Salvias and Chrysanthemums are the most prolific flowers in the garden now, and are beloved by the pollinators.
Salvia confertiflora made it clear that she would not share the stage with anyone in pink, so I have 2 vases, one with the pink Salvia involucrata ‘Bethellii’, ‘Boutin’ and ‘Mulberry Jam’ as well as the lovely scented rose ‘Nahema’.
Confertiflora is accompanied by Rose ‘Abraham Darby’ rosebuds and my new Osteospermum ‘Teracotta’ as well as Salvias ‘Black Knight’, ‘Indigo Spires’, leucantha, uliginosa, and Mexican Salvia. There are also a few of the small leafed salvia flowers, Salvia microphylla ‘Royal Bumble’. These are robust but slow growing for me, and are still relatively short leaving them prone to being overwhelmed by faster growing plants.
‘Indigo Spires’ is large and floppy but manages to weave itself through other plants, and is a big favourite of many pollinators.
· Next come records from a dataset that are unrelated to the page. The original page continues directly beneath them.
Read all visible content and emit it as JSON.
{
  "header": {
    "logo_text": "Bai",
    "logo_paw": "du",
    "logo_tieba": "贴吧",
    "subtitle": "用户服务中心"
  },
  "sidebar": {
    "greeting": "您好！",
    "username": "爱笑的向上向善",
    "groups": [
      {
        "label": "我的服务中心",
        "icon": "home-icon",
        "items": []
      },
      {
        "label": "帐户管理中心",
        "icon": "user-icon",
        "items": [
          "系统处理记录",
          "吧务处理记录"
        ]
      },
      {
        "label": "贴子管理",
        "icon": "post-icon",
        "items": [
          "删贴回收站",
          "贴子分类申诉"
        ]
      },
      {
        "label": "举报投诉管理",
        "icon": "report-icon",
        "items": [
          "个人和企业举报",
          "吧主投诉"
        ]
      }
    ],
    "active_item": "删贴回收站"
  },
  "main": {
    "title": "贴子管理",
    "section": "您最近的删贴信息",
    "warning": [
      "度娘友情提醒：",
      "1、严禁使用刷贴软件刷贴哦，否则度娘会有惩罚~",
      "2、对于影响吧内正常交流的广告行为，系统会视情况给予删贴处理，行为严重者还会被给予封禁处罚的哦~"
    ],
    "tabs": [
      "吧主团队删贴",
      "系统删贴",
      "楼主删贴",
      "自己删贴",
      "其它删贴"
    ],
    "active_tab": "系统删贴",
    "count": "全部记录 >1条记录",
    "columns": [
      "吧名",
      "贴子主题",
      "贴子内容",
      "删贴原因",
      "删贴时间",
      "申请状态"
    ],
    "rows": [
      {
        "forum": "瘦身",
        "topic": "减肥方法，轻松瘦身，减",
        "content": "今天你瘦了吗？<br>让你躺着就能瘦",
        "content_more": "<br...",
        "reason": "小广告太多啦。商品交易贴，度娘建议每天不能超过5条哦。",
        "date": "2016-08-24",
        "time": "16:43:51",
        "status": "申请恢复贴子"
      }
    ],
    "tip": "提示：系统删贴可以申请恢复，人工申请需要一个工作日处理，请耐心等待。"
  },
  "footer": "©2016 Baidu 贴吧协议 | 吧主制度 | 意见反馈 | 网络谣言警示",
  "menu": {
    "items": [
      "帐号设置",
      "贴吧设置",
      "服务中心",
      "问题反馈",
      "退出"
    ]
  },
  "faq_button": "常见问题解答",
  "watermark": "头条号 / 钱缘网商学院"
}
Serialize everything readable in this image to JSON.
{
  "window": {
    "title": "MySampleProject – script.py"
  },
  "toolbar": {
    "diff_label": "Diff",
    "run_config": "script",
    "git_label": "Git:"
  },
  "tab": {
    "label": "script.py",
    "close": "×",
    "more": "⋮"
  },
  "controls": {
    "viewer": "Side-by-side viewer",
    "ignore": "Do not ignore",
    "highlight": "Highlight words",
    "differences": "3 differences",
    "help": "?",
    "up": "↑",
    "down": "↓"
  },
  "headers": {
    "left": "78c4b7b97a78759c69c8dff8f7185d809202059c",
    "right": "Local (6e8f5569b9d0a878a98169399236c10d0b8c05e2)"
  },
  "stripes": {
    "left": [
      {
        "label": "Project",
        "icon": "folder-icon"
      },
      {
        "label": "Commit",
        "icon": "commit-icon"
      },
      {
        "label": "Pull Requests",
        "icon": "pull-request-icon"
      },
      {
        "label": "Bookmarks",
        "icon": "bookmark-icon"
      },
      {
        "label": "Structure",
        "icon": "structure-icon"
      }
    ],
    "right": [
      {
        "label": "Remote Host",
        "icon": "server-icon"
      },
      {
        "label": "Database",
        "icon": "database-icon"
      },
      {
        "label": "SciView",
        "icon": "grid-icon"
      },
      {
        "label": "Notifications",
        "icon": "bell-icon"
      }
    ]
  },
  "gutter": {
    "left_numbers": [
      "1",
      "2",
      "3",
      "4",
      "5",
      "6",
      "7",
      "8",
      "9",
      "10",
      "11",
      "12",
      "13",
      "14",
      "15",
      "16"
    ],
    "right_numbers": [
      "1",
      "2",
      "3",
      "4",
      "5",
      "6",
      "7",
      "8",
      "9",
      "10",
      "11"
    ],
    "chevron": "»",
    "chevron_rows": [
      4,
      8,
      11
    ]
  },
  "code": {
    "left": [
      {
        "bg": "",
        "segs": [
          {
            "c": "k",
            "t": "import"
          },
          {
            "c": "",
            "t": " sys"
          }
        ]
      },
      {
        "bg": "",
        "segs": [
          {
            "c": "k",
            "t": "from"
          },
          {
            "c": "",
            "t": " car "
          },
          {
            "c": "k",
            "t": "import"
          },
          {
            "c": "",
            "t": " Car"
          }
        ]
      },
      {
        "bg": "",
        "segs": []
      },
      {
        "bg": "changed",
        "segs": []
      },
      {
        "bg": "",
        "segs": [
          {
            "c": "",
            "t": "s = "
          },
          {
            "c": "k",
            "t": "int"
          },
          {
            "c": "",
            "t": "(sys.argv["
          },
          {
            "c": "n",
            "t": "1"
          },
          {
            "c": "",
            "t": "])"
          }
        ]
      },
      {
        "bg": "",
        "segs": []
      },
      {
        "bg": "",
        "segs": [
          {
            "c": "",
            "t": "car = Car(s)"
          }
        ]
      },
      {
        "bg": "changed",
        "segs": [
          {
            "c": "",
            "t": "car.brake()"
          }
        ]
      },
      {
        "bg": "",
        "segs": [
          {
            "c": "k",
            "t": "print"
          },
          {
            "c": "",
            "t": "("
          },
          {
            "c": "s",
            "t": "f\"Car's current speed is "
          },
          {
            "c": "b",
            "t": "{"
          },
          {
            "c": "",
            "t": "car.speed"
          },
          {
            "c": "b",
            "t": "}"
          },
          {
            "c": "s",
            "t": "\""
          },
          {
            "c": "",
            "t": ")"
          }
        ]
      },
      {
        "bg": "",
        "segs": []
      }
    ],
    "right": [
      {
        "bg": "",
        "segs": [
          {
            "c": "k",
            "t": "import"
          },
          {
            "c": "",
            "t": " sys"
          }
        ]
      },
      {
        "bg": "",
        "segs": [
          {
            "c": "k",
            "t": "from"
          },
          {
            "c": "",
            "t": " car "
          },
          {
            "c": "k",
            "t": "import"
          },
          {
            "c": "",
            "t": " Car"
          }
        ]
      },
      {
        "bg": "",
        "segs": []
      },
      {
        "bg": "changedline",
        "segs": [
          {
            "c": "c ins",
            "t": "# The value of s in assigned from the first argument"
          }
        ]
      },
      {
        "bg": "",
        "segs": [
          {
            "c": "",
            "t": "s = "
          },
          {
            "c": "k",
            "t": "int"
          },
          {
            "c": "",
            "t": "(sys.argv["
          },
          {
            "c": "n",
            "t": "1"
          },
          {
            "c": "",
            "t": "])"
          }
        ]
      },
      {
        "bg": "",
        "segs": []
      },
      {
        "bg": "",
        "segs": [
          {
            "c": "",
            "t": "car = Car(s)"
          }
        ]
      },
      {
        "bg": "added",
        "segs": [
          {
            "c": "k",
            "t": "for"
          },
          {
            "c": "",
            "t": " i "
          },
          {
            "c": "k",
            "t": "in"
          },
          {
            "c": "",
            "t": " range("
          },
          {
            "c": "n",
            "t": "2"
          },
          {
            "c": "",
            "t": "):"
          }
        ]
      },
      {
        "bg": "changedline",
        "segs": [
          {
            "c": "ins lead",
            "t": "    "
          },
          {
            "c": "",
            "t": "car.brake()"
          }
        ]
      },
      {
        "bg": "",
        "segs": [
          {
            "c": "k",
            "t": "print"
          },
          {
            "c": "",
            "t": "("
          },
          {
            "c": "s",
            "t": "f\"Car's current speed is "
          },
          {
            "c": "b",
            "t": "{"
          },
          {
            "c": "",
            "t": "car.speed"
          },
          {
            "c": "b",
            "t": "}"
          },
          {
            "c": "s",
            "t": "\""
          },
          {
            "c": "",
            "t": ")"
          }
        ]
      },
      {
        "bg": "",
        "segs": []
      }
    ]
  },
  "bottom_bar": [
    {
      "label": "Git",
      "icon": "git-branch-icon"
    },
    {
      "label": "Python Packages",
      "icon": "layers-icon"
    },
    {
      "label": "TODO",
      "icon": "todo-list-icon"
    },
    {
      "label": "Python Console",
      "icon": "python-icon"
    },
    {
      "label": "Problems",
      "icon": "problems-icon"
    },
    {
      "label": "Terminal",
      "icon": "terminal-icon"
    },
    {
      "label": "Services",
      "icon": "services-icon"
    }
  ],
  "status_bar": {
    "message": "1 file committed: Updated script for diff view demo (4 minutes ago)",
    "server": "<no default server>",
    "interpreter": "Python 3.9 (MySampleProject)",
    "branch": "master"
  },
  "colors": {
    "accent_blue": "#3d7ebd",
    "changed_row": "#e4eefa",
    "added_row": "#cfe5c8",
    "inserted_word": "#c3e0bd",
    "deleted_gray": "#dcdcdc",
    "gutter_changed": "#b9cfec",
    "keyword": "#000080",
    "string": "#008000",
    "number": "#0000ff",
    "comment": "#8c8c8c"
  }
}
Leucantha is the current choice of honey bees, where they often take advantage of flowers which have been pierced by bumble bees.
A Wool Carder bee had claimed one area of Indigo Spires which is growing next to and through an ‘Ember’s Wish’, and kept harrying a Monarch butterfly which was feeding there as well. Both the Monarch and the bee had very damaged wings, seemingly causing them no issues with flying.
In a Vase on Monday is hosted by Cathy at Rambling in the Garden, featuring flowers from around the world, both Spring and Autumn.
19 thoughts on “In a Vase on Monday – mostly Salvias”
I love Salvias!
Thank you 🙂
What a lovely range of salvias – is the red spiky bloom a salvia too? The certainly add shape and colour to the vases – and do any of them have scented leaves too? Thanks for sharing
Hi Cathy, the spikey reddish one is the confertiflora – it’s more that strange orangey- coral close up. Some are very scented, the Uliginosa is quite smelly but it’s flowers are such a pretty pure blue.
Your second vase really does look autumnal, only to be expected, I suppose! The Salvias all work well in your vases; I’m growing some in the cut flower beds this year; sadly I think all my Indigo Spires died during our cold winter and I didn’t have any cuttings in the greenhouse this year; it’s a shame as it is one of my favourites.
It is great, and easy to grow from cuttings – if the soil is good I often just poke it into the ground. Mine often falls over in the wind but still keeps flowering. I will take some cuttings in the greenhouse just in case of a heavy frost. Did you trim yours too make it bush? Mine grows in long strands all over the place.
No I didn’t cut mine. If I find any growing around the garden in more protected spots I’ll give it a try.
The first vase is so summery, but the second definitely looks like autumn. I love the red salvia next to that lime green. 🙂
Thank you 🙂 It is certainly Autumn and will be more of a challenge from now on.
Cheerful arrangements. It’s nice to see the Monarch butterfly.
They were pretty much plonked in the vases – the spikes shapes are probably better as an accent than being the whole vase I think. I love having the Monarchs around.
Just lovely, do you think you will end up with sage honey?
I suppose that could happen, although there are so many other plants around I imagine it would be a small component. I’ve put in a cover crop of mustard so that will be there for them in winter if all goes well.
Wildflower honey, then?
I’ll be happy with any honey 🙂
I still am amazed to see Monarchs naturalized there. Sadly, our populations continue to struggle. 😦
I hadn’t realized how many different salvias were available. Yours are beautiful, Cath! I love them and wish they bloomed all summer and not just late. I plan on experimenting with a few more this year.
Some of them bloom earlier in summer for me, I have a couple versions of culinary sage with big bright purple blooms and they are much earlier. The big leaved ones go earlier as well.
I have a friend with a warm sheltered garden in the city and I have brought caterpillars from her garden every year when her many swan plants start to get eaten. (I have potted swan plants which I use as transporters) They seem to be coming back now, but are threatened by bugs and wasps and disease at my place. It’s glorious to see them floating around and lovely to see them drinking from the flowers.
Leucantha used to stop traffic in my former garden…why have I not planted it here? Both of your vases are stunning.
Thank you Rickii, It is getting on for traffic stopping as it’s growing out into the driveway and blocking the gate,. 🙂 But I wouldn’t be without it.